Grants

Awarded by National Health and Medical Research Council (NHMRC) Project


Awarded by Australian Research Council (ARC) Discovery Grant


Awarded by NHMRC Career Development fellowship


Awarded by ARC Discovery Grant


Awarded by ARC future fellowship


Funding Acknowledgements

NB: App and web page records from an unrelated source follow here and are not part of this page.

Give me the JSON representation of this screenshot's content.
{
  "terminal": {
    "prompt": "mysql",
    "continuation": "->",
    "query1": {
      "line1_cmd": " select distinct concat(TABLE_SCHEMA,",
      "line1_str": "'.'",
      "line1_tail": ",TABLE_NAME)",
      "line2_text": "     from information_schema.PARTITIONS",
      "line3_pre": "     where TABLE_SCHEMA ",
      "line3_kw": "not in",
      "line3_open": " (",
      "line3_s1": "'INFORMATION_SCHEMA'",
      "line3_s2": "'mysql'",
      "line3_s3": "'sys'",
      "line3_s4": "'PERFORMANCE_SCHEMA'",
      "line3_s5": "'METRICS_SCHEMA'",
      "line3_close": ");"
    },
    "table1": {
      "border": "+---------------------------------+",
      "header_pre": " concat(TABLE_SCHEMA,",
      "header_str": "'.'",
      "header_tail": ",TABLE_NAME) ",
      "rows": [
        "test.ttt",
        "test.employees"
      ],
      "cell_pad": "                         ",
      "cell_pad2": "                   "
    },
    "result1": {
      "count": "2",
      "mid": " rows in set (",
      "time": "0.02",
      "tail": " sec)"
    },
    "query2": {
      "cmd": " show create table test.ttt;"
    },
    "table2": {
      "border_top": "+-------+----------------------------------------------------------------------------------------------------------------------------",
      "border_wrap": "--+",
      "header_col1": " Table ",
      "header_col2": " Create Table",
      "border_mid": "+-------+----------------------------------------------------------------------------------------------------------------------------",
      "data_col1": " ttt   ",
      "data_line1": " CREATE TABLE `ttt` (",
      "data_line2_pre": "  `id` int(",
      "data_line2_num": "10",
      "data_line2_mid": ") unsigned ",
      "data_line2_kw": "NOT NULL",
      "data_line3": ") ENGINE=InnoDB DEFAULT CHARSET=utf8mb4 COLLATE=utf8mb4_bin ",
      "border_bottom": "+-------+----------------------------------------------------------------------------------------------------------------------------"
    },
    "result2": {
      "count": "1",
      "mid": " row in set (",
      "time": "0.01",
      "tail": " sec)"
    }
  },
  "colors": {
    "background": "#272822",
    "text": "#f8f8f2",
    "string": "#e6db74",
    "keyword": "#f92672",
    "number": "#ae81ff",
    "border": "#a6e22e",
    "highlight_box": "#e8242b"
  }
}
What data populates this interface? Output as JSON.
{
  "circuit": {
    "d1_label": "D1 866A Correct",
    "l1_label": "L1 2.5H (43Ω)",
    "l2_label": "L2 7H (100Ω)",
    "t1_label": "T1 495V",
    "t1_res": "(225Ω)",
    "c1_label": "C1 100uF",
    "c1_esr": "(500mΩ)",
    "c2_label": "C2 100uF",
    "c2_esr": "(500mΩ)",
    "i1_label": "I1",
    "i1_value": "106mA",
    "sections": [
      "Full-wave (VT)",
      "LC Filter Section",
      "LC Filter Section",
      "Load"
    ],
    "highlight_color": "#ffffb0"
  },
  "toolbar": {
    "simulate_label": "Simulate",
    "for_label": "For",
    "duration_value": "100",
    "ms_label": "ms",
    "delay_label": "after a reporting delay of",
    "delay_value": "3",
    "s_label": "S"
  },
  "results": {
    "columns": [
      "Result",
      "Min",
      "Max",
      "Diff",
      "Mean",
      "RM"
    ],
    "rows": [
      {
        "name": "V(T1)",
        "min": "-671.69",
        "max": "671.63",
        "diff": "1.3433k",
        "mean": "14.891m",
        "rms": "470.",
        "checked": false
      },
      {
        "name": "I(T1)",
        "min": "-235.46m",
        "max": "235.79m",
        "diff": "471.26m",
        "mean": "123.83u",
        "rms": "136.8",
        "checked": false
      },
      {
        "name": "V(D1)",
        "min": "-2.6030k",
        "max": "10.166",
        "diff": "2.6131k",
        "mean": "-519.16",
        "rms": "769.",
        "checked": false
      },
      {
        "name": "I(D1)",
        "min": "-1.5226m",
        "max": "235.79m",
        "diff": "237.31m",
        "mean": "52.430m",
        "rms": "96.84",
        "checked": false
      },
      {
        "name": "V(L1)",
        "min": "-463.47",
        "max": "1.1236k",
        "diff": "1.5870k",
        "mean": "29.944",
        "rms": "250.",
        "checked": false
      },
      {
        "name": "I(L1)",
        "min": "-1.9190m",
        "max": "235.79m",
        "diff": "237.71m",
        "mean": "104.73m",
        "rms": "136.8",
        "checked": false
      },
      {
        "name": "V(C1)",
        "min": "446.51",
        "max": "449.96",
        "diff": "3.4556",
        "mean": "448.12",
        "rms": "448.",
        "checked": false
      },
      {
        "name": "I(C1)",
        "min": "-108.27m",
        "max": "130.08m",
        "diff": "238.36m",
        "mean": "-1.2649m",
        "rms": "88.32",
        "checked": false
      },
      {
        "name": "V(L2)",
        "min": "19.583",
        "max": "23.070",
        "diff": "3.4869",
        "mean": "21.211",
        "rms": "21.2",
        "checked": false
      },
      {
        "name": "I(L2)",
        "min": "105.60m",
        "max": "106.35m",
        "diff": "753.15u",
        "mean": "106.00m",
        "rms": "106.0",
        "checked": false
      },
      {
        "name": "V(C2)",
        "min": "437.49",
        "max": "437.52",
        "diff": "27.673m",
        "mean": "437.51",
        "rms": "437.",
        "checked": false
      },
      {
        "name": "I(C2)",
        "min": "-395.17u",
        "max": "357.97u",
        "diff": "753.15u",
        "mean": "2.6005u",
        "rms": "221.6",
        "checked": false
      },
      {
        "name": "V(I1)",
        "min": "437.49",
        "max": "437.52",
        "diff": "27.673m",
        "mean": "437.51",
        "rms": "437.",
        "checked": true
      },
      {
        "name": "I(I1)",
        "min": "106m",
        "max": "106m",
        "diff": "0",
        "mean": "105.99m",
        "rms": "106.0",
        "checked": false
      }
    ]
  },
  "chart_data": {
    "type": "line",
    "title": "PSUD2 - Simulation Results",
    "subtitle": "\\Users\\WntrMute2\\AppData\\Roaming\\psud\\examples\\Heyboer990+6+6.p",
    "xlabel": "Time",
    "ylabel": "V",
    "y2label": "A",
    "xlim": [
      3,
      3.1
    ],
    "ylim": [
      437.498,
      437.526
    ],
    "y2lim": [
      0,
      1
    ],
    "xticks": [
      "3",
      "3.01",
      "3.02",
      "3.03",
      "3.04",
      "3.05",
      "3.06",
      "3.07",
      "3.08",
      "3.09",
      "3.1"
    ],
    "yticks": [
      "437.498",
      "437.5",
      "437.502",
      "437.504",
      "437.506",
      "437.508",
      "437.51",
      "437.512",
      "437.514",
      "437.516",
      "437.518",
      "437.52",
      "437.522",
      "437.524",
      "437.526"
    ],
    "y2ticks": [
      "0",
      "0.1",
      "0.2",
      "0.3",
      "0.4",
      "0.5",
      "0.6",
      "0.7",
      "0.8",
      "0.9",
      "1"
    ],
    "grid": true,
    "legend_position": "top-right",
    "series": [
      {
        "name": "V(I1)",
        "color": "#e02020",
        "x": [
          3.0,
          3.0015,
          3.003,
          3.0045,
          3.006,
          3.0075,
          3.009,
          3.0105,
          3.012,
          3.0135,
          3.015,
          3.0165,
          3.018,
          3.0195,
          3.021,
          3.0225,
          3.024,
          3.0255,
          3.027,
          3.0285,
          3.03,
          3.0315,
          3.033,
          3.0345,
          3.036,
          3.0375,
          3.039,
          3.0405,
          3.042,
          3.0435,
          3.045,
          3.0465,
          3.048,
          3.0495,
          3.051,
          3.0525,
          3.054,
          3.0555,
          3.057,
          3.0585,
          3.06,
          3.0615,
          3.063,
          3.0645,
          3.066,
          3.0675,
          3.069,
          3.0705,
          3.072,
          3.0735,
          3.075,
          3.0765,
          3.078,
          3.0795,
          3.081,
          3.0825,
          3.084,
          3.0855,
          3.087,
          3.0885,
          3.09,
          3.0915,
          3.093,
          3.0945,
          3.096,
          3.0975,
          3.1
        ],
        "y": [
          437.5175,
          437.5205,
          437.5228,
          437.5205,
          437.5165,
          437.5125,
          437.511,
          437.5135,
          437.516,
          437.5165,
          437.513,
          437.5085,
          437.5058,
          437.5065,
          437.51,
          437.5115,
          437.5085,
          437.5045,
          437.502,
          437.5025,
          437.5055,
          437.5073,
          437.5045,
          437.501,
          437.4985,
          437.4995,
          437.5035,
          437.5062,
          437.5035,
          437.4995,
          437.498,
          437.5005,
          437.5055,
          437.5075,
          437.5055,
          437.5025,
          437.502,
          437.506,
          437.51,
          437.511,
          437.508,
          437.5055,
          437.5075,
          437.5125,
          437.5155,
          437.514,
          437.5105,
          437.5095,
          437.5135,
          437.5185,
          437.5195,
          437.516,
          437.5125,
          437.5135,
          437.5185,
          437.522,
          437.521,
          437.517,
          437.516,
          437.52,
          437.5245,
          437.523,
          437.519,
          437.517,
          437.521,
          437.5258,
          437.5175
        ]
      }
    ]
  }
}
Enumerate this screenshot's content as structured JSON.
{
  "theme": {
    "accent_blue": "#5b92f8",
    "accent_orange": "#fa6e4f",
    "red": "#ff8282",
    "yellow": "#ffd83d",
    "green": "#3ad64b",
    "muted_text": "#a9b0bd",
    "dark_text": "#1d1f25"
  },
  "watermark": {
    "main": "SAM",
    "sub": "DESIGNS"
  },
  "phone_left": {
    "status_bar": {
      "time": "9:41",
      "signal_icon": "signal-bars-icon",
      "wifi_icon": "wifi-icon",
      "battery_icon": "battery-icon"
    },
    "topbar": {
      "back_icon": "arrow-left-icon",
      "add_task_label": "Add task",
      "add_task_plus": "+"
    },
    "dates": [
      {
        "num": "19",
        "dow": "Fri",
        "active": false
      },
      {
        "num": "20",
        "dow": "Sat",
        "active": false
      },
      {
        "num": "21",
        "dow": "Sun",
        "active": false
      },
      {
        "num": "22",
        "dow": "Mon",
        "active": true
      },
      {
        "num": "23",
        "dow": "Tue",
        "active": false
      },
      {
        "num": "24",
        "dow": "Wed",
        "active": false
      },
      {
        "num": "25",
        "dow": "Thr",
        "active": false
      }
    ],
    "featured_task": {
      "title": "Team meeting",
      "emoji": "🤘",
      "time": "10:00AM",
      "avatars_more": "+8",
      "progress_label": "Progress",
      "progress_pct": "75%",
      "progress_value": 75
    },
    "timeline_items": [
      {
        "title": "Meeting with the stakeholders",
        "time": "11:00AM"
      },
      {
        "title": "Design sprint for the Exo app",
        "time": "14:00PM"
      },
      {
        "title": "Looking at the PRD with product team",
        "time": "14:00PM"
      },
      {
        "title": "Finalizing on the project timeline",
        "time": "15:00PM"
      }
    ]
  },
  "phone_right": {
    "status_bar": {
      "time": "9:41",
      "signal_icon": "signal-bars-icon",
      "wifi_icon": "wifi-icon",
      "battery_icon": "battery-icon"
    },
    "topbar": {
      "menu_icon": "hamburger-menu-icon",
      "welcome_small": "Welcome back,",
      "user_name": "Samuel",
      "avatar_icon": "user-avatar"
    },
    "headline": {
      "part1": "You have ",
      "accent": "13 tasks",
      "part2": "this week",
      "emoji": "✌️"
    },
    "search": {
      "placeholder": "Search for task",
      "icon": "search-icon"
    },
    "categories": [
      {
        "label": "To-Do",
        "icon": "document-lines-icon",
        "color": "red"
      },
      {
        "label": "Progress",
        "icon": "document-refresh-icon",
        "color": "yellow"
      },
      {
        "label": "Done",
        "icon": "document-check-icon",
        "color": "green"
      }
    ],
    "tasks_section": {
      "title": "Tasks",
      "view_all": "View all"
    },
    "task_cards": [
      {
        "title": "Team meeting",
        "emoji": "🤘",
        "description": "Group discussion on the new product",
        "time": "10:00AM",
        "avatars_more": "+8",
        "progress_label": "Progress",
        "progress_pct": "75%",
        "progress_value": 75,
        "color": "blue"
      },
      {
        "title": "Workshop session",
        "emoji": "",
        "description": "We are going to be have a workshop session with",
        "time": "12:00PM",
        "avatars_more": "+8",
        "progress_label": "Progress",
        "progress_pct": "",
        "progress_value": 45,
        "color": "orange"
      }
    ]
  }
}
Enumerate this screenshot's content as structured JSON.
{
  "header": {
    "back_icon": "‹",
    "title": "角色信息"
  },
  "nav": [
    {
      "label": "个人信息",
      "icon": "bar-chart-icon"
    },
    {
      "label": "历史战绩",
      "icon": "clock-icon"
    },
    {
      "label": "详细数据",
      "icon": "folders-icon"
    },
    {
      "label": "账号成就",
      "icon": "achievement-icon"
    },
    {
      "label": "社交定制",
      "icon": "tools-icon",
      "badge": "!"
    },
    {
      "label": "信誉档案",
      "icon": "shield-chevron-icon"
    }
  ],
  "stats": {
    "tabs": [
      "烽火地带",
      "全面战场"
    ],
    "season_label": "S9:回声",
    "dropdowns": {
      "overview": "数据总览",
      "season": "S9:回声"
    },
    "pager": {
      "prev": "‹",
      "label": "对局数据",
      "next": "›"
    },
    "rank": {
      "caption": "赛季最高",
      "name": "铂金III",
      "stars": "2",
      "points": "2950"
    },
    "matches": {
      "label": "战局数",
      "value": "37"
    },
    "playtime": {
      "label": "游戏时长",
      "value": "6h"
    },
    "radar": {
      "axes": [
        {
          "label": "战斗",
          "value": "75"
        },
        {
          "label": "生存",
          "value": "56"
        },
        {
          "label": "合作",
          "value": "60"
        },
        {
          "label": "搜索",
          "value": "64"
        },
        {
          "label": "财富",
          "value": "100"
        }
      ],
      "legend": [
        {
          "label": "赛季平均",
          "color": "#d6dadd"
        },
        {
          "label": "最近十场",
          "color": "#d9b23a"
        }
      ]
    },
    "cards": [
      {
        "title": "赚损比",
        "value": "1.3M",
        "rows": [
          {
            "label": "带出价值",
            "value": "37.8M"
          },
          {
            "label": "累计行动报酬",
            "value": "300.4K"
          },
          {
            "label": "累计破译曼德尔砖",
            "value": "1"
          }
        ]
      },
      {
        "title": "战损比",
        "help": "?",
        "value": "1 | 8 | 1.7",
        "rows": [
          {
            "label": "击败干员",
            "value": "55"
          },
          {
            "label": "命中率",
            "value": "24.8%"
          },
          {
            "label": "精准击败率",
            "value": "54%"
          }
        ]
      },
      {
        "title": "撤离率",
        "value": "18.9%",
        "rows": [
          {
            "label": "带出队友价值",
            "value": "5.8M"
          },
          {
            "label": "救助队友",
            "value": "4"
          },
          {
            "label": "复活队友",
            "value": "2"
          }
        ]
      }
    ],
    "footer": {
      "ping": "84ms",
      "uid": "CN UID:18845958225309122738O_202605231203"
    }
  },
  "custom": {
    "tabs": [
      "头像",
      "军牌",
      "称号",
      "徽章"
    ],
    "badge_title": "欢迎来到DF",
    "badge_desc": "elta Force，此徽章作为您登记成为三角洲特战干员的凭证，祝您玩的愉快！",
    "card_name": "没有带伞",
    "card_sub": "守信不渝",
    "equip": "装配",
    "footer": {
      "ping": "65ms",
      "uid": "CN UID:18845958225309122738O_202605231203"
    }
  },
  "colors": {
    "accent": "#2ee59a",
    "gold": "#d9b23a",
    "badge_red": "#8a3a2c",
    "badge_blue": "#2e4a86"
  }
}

We would like to express our gratitude to the Office of Health Protection, Department of Health for providing the disease notification data on behalf of the Communicable Disease Network Australia. This study was partly funded by the National Health and Medical Research Council (NHMRC) Project Grants (APP1011459, APP1002608) and Australian Research Council (ARC) Discovery Grant (DP110100651). KALC is supported in part by the Australian Cancer Research Foundation (ACRF) for the Diamantina Individualised oncology Care Centre at The University of Queensland Diamantina Institute and the NHMRC Career Development fellowship (APP1087415). FR is supported by the ARC Discovery Grant (DP130100777). WH is supported by ARC future fellowship (FT140101216).